**What you will do:** Print all of the data exactly, but drop the pictures.

*** Stored data

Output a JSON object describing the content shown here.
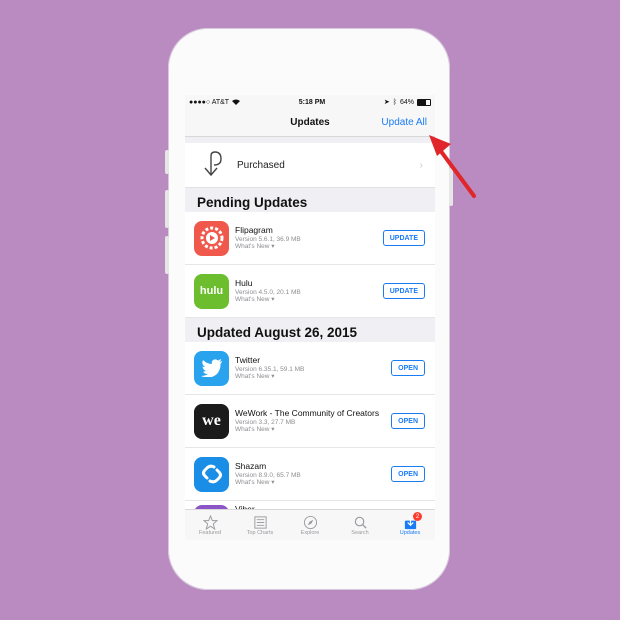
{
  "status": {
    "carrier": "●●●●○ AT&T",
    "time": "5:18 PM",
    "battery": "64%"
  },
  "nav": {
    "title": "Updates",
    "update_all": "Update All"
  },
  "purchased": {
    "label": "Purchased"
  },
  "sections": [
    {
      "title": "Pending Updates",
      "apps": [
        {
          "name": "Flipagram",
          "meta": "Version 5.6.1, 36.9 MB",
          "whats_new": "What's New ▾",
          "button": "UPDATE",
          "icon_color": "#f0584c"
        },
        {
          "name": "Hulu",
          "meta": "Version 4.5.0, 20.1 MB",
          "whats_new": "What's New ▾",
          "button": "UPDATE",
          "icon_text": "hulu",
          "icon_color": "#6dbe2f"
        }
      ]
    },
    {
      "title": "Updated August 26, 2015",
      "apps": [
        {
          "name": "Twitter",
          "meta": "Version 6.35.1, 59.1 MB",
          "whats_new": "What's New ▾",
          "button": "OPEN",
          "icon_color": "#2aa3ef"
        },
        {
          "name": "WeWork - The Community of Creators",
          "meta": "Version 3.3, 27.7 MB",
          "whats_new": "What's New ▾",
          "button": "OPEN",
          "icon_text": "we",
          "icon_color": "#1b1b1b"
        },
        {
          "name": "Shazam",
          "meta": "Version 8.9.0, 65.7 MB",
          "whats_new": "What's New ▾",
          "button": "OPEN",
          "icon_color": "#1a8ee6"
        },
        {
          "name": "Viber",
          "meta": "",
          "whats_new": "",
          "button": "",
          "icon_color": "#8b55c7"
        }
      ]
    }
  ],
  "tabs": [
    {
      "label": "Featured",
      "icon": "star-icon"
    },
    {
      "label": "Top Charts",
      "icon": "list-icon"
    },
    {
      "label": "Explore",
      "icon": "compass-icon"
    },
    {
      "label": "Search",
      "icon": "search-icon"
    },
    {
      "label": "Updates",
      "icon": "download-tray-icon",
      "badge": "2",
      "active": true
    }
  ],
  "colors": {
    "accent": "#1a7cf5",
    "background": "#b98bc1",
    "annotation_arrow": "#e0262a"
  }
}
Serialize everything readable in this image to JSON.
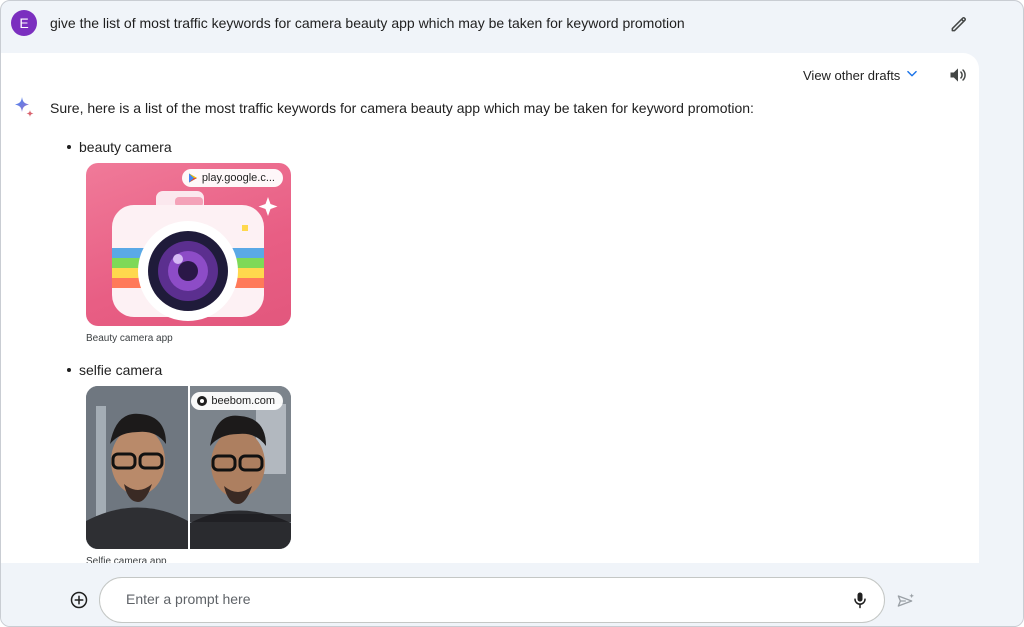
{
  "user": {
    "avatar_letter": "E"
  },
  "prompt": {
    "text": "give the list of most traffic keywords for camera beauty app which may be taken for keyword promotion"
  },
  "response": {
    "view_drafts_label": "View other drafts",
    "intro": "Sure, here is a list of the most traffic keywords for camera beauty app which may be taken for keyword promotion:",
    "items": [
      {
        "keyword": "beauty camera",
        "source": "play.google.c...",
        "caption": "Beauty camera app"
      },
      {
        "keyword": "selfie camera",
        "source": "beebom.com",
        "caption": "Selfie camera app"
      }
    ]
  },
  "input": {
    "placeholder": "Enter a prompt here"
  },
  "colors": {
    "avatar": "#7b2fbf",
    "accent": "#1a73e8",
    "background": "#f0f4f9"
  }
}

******

**Task solution:**
Output a JSON object describing the content shown here.
{
  "status": {
    "carrier": "●●●●○ AT&T",
    "time": "5:18 PM",
    "battery": "64%"
  },
  "nav": {
    "title": "Updates",
    "update_all": "Update All"
  },
  "purchased": {
    "label": "Purchased"
  },
  "sections": [
    {
      "title": "Pending Updates",
      "apps": [
        {
          "name": "Flipagram",
          "meta": "Version 5.6.1, 36.9 MB",
          "whats_new": "What's New ▾",
          "button": "UPDATE",
          "icon_color": "#f0584c"
        },
        {
          "name": "Hulu",
          "meta": "Version 4.5.0, 20.1 MB",
          "whats_new": "What's New ▾",
          "button": "UPDATE",
          "icon_text": "hulu",
          "icon_color": "#6dbe2f"
        }
      ]
    },
    {
      "title": "Updated August 26, 2015",
      "apps": [
        {
          "name": "Twitter",
          "meta": "Version 6.35.1, 59.1 MB",
          "whats_new": "What's New ▾",
          "button": "OPEN",
          "icon_color": "#2aa3ef"
        },
        {
          "name": "WeWork - The Community of Creators",
          "meta": "Version 3.3, 27.7 MB",
          "whats_new": "What's New ▾",
          "button": "OPEN",
          "icon_text": "we",
          "icon_color": "#1b1b1b"
        },
        {
          "name": "Shazam",
          "meta": "Version 8.9.0, 65.7 MB",
          "whats_new": "What's New ▾",
          "button": "OPEN",
          "icon_color": "#1a8ee6"
        },
        {
          "name": "Viber",
          "meta": "",
          "whats_new": "",
          "button": "",
          "icon_color": "#8b55c7"
        }
      ]
    }
  ],
  "tabs": [
    {
      "label": "Featured",
      "icon": "star-icon"
    },
    {
      "label": "Top Charts",
      "icon": "list-icon"
    },
    {
      "label": "Explore",
      "icon": "compass-icon"
    },
    {
      "label": "Search",
      "icon": "search-icon"
    },
    {
      "label": "Updates",
      "icon": "download-tray-icon",
      "badge": "2",
      "active": true
    }
  ],
  "colors": {
    "accent": "#1a7cf5",
    "background": "#b98bc1",
    "annotation_arrow": "#e0262a"
  }
}
Serialize everything readable in this image to JSON.
{
  "user": {
    "avatar_letter": "E"
  },
  "prompt": {
    "text": "give the list of most traffic keywords for camera beauty app which may be taken for keyword promotion"
  },
  "response": {
    "view_drafts_label": "View other drafts",
    "intro": "Sure, here is a list of the most traffic keywords for camera beauty app which may be taken for keyword promotion:",
    "items": [
      {
        "keyword": "beauty camera",
        "source": "play.google.c...",
        "caption": "Beauty camera app"
      },
      {
        "keyword": "selfie camera",
        "source": "beebom.com",
        "caption": "Selfie camera app"
      }
    ]
  },
  "input": {
    "placeholder": "Enter a prompt here"
  },
  "colors": {
    "avatar": "#7b2fbf",
    "accent": "#1a73e8",
    "background": "#f0f4f9"
  }
}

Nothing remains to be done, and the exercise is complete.